Joseph Canteloube was a composer who also collected traditional French folk songs. His most famous collection being “Chants d’Auvergne” (Songs of the Auvergne) of which Baïlèro is one. It is sung in the Auvergnat dialect of the Occitan language; a language still spoken today in the south of France and some parts of Northern Spain.
It is something of a paean to a shepherd; separated – perhaps from his lover – by a stretch of river.
Shepherd, the meadows are in bloom.
You should graze your flock on this side,
Sing baïlèro lèrô
The lyric baïlèro lèrô is apparently untranslatable – we’re all the better for that, I think.
More from Jos van Geffen
Image Robert Duncanson – Valley Pastoral (1857)

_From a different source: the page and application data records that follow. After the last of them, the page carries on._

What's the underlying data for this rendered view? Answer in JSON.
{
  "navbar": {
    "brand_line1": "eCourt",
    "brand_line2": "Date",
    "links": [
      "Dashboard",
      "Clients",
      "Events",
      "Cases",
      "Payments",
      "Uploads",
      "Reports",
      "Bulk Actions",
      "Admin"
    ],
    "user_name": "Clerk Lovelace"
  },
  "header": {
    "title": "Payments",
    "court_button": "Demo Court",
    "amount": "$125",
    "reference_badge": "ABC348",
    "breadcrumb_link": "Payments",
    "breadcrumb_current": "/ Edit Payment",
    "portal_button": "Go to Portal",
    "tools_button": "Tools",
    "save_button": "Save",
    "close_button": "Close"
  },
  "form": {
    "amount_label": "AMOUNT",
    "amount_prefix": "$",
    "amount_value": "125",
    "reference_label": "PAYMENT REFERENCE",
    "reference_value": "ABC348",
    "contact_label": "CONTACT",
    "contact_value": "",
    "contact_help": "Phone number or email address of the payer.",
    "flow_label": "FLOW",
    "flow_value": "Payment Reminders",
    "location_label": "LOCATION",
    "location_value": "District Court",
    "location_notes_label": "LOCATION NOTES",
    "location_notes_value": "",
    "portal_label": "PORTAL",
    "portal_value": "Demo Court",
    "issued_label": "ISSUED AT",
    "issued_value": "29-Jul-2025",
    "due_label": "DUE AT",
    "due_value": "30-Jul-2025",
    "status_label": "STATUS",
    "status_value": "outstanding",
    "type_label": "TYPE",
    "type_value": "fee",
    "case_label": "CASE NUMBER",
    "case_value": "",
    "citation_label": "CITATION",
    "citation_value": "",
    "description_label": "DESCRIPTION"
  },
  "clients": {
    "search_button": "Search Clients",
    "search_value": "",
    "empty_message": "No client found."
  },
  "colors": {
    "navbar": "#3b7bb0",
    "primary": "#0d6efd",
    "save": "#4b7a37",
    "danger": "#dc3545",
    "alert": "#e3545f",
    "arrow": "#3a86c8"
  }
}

Yes, I know it’s not the Auvergne; but it’s the right kind of scene isn’t it?